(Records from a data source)
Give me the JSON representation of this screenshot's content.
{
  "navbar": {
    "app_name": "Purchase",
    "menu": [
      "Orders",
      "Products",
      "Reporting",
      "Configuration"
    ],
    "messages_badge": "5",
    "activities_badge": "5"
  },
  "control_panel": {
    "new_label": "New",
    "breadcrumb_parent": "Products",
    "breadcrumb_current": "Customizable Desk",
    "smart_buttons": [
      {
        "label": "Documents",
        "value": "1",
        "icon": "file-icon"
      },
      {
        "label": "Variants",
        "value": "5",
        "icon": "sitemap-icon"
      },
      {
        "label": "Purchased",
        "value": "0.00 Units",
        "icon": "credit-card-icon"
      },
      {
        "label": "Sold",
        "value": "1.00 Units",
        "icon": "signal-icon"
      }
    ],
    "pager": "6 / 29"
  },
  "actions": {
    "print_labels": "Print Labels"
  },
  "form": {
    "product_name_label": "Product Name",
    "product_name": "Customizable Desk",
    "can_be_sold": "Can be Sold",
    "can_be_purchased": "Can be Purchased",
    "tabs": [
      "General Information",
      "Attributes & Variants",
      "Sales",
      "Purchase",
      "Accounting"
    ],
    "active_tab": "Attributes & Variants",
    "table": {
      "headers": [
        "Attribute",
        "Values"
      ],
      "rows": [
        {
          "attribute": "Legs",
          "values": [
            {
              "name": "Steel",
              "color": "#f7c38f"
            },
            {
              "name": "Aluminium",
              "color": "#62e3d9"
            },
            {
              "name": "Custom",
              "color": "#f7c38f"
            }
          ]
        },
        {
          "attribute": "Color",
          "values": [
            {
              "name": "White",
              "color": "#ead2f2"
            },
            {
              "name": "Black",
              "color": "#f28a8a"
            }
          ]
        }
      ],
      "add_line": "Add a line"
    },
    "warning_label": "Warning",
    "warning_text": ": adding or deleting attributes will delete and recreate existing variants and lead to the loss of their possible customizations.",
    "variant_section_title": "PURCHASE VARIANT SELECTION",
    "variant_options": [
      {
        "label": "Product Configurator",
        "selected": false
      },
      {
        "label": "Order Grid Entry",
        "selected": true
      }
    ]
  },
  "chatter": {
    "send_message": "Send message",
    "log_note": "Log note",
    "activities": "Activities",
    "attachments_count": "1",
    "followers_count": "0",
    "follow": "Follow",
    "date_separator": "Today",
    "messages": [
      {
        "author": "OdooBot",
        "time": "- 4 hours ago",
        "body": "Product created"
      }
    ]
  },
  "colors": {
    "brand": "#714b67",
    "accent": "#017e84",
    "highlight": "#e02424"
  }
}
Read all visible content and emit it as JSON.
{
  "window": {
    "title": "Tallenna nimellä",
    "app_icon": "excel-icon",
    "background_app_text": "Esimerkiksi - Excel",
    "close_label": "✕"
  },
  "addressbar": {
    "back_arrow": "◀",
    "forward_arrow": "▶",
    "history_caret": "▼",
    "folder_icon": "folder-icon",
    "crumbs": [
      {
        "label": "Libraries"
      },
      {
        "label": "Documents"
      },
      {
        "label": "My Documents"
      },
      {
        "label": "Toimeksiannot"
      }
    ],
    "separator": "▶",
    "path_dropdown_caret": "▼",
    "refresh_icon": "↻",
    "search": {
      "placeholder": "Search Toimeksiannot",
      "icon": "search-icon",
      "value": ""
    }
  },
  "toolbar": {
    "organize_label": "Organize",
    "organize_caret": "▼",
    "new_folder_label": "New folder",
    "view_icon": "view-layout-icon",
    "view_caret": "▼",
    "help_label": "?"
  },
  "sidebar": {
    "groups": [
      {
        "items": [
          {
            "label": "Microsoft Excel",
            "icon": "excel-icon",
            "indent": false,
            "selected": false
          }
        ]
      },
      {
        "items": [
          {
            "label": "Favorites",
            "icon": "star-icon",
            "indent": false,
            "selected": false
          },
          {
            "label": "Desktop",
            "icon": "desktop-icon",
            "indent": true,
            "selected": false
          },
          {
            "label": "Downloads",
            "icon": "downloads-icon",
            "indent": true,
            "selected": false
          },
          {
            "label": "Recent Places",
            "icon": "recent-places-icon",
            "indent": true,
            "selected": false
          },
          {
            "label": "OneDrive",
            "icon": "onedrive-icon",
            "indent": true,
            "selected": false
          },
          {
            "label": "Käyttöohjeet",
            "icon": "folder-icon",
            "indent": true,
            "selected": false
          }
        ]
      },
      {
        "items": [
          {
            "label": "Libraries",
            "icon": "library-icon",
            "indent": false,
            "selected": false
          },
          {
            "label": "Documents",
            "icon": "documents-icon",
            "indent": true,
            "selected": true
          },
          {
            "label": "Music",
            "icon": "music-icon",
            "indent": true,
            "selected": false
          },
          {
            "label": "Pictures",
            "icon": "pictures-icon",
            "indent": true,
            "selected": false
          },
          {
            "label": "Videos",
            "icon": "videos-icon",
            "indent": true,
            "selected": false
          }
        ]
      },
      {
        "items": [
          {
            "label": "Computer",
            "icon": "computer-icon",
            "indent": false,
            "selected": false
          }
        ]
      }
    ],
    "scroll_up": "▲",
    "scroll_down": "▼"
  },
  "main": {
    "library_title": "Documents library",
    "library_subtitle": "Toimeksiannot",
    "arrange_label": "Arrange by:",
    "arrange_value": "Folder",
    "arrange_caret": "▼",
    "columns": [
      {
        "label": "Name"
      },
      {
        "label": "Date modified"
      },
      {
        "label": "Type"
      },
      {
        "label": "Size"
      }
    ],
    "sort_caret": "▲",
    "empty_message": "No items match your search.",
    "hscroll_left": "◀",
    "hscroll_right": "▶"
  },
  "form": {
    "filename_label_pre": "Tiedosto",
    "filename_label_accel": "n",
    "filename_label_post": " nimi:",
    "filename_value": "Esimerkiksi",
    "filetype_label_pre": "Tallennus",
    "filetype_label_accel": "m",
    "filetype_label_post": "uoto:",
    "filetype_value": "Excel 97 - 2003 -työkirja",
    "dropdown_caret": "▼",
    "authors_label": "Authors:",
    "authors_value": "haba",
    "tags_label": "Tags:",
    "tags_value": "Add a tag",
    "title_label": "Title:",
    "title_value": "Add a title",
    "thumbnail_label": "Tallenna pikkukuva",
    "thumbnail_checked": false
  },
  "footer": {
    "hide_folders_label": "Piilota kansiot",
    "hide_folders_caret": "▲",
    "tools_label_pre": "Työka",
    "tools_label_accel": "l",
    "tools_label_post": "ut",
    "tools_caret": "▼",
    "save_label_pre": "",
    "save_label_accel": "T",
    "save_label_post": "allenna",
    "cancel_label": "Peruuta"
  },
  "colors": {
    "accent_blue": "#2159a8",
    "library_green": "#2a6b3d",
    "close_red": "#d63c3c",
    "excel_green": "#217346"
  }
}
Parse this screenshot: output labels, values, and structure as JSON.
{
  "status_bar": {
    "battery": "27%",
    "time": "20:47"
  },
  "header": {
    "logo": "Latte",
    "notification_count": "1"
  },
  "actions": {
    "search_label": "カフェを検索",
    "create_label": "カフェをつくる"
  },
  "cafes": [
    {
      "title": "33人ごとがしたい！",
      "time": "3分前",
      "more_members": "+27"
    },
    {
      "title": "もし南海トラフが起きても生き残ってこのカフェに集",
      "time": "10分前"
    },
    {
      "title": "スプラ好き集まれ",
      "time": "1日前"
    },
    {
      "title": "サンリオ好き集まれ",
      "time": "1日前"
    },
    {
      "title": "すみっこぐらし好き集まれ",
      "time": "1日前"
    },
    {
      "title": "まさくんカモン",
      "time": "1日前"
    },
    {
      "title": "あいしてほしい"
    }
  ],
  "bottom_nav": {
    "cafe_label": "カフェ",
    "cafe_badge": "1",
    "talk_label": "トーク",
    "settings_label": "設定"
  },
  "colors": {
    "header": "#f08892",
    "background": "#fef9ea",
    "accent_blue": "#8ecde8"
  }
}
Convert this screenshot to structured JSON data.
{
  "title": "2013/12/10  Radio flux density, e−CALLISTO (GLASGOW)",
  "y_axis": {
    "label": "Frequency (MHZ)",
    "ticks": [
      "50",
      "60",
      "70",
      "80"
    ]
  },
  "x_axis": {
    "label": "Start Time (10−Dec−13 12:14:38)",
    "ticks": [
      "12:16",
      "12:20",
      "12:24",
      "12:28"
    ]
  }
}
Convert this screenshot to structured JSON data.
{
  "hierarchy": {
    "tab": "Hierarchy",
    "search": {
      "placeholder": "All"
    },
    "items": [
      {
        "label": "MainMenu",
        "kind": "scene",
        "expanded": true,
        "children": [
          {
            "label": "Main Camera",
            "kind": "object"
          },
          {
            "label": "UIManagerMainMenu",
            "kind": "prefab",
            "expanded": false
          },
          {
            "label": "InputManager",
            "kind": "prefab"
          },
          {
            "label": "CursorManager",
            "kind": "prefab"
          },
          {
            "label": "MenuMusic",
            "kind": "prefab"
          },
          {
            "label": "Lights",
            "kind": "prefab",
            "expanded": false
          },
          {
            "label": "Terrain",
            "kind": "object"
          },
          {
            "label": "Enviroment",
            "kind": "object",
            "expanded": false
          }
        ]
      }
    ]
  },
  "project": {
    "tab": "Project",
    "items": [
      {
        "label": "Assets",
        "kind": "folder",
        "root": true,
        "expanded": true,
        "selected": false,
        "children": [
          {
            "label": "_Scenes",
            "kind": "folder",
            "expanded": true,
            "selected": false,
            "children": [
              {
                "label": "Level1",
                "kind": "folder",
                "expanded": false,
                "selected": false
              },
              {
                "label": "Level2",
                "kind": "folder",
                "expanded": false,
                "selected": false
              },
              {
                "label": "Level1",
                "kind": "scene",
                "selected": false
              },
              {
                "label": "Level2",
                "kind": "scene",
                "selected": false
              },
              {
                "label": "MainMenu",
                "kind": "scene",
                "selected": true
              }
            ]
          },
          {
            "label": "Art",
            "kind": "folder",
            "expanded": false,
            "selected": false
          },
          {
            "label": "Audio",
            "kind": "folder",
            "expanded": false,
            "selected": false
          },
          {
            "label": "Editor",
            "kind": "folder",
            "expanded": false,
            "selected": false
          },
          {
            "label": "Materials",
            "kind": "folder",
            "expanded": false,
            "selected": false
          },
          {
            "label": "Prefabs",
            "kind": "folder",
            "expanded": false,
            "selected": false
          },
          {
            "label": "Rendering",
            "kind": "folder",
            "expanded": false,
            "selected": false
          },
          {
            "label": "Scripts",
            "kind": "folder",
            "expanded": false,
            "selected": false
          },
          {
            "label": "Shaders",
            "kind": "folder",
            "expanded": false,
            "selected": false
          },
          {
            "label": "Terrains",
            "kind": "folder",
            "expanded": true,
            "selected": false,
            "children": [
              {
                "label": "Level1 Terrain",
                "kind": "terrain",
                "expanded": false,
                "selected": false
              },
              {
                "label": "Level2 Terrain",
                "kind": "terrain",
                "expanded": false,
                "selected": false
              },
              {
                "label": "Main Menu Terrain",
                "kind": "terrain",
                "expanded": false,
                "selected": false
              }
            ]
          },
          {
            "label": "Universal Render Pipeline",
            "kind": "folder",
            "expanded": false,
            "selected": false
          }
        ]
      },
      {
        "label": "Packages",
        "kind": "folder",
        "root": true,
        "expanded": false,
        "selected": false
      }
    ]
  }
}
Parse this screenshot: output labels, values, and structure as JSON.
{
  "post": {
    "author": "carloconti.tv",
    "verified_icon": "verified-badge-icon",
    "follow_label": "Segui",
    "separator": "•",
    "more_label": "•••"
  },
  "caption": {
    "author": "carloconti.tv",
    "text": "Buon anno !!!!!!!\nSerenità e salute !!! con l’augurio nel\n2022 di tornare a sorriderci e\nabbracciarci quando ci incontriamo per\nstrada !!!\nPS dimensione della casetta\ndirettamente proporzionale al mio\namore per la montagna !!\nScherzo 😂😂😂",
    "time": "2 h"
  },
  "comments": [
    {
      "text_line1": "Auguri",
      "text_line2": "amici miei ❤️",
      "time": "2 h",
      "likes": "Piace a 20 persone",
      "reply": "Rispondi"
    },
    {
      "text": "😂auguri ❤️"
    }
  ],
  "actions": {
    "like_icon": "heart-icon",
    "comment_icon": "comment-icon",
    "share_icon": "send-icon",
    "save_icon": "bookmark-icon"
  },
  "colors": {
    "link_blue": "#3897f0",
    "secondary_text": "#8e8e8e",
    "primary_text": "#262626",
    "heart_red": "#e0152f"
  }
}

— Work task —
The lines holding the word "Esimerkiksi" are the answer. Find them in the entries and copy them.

— Your solution —
    "background_app_text": "Esimerkiksi - Excel",
    "filename_value": "Esimerkiksi",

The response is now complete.